- [ASSIGNMENT]:
The data below is to be retyped exactly, line by line.
*** THE RECORDS
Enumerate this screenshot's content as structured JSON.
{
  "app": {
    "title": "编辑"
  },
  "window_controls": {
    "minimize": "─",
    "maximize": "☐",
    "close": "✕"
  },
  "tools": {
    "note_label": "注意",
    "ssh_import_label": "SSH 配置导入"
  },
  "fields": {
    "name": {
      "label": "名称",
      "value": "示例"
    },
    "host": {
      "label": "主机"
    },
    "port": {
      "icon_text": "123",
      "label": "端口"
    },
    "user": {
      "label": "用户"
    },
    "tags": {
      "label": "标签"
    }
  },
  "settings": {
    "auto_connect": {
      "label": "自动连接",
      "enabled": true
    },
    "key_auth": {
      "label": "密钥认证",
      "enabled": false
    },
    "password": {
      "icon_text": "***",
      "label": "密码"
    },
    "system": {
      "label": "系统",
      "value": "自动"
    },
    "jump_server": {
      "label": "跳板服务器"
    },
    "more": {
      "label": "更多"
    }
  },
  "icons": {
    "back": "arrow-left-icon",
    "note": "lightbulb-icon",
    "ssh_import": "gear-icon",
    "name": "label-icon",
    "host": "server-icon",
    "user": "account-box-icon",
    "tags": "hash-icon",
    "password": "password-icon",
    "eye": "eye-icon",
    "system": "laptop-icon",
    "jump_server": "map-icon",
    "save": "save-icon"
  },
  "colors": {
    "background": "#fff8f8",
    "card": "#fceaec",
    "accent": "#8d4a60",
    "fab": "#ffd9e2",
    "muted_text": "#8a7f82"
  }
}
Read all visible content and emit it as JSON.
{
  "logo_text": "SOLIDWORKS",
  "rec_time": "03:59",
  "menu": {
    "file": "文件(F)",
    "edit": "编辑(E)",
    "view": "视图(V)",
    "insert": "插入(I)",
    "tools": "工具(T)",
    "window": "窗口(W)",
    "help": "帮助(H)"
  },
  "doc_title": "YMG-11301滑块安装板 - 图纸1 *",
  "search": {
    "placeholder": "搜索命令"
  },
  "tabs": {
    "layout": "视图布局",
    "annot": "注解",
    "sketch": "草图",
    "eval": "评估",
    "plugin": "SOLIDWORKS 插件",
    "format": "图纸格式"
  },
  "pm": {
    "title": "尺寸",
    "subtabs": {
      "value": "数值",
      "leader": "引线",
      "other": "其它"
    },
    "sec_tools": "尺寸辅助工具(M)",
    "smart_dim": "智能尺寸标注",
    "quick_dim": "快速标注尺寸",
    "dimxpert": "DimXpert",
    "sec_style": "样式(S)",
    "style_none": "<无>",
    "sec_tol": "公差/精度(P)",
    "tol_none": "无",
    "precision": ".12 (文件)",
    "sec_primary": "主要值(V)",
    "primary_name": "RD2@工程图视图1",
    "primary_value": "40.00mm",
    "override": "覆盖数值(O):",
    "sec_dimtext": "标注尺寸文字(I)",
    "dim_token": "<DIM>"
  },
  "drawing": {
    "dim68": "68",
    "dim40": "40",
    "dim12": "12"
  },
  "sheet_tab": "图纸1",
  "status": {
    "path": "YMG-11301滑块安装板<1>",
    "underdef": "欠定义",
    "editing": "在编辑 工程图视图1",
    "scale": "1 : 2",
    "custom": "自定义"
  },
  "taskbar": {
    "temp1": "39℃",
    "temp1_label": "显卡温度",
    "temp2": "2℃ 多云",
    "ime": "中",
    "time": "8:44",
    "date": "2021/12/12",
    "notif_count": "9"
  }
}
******
- [RESPONSE TO THE TASK]:
Enumerate this screenshot's content as structured JSON.
{
  "app": {
    "title": "编辑"
  },
  "window_controls": {
    "minimize": "─",
    "maximize": "☐",
    "close": "✕"
  },
  "tools": {
    "note_label": "注意",
    "ssh_import_label": "SSH 配置导入"
  },
  "fields": {
    "name": {
      "label": "名称",
      "value": "示例"
    },
    "host": {
      "label": "主机"
    },
    "port": {
      "icon_text": "123",
      "label": "端口"
    },
    "user": {
      "label": "用户"
    },
    "tags": {
      "label": "标签"
    }
  },
  "settings": {
    "auto_connect": {
      "label": "自动连接",
      "enabled": true
    },
    "key_auth": {
      "label": "密钥认证",
      "enabled": false
    },
    "password": {
      "icon_text": "***",
      "label": "密码"
    },
    "system": {
      "label": "系统",
      "value": "自动"
    },
    "jump_server": {
      "label": "跳板服务器"
    },
    "more": {
      "label": "更多"
    }
  },
  "icons": {
    "back": "arrow-left-icon",
    "note": "lightbulb-icon",
    "ssh_import": "gear-icon",
    "name": "label-icon",
    "host": "server-icon",
    "user": "account-box-icon",
    "tags": "hash-icon",
    "password": "password-icon",
    "eye": "eye-icon",
    "system": "laptop-icon",
    "jump_server": "map-icon",
    "save": "save-icon"
  },
  "colors": {
    "background": "#fff8f8",
    "card": "#fceaec",
    "accent": "#8d4a60",
    "fab": "#ffd9e2",
    "muted_text": "#8a7f82"
  }
}
Read all visible content and emit it as JSON.
{
  "logo_text": "SOLIDWORKS",
  "rec_time": "03:59",
  "menu": {
    "file": "文件(F)",
    "edit": "编辑(E)",
    "view": "视图(V)",
    "insert": "插入(I)",
    "tools": "工具(T)",
    "window": "窗口(W)",
    "help": "帮助(H)"
  },
  "doc_title": "YMG-11301滑块安装板 - 图纸1 *",
  "search": {
    "placeholder": "搜索命令"
  },
  "tabs": {
    "layout": "视图布局",
    "annot": "注解",
    "sketch": "草图",
    "eval": "评估",
    "plugin": "SOLIDWORKS 插件",
    "format": "图纸格式"
  },
  "pm": {
    "title": "尺寸",
    "subtabs": {
      "value": "数值",
      "leader": "引线",
      "other": "其它"
    },
    "sec_tools": "尺寸辅助工具(M)",
    "smart_dim": "智能尺寸标注",
    "quick_dim": "快速标注尺寸",
    "dimxpert": "DimXpert",
    "sec_style": "样式(S)",
    "style_none": "<无>",
    "sec_tol": "公差/精度(P)",
    "tol_none": "无",
    "precision": ".12 (文件)",
    "sec_primary": "主要值(V)",
    "primary_name": "RD2@工程图视图1",
    "primary_value": "40.00mm",
    "override": "覆盖数值(O):",
    "sec_dimtext": "标注尺寸文字(I)",
    "dim_token": "<DIM>"
  },
  "drawing": {
    "dim68": "68",
    "dim40": "40",
    "dim12": "12"
  },
  "sheet_tab": "图纸1",
  "status": {
    "path": "YMG-11301滑块安装板<1>",
    "underdef": "欠定义",
    "editing": "在编辑 工程图视图1",
    "scale": "1 : 2",
    "custom": "自定义"
  },
  "taskbar": {
    "temp1": "39℃",
    "temp1_label": "显卡温度",
    "temp2": "2℃ 多云",
    "ime": "中",
    "time": "8:44",
    "date": "2021/12/12",
    "notif_count": "9"
  }
}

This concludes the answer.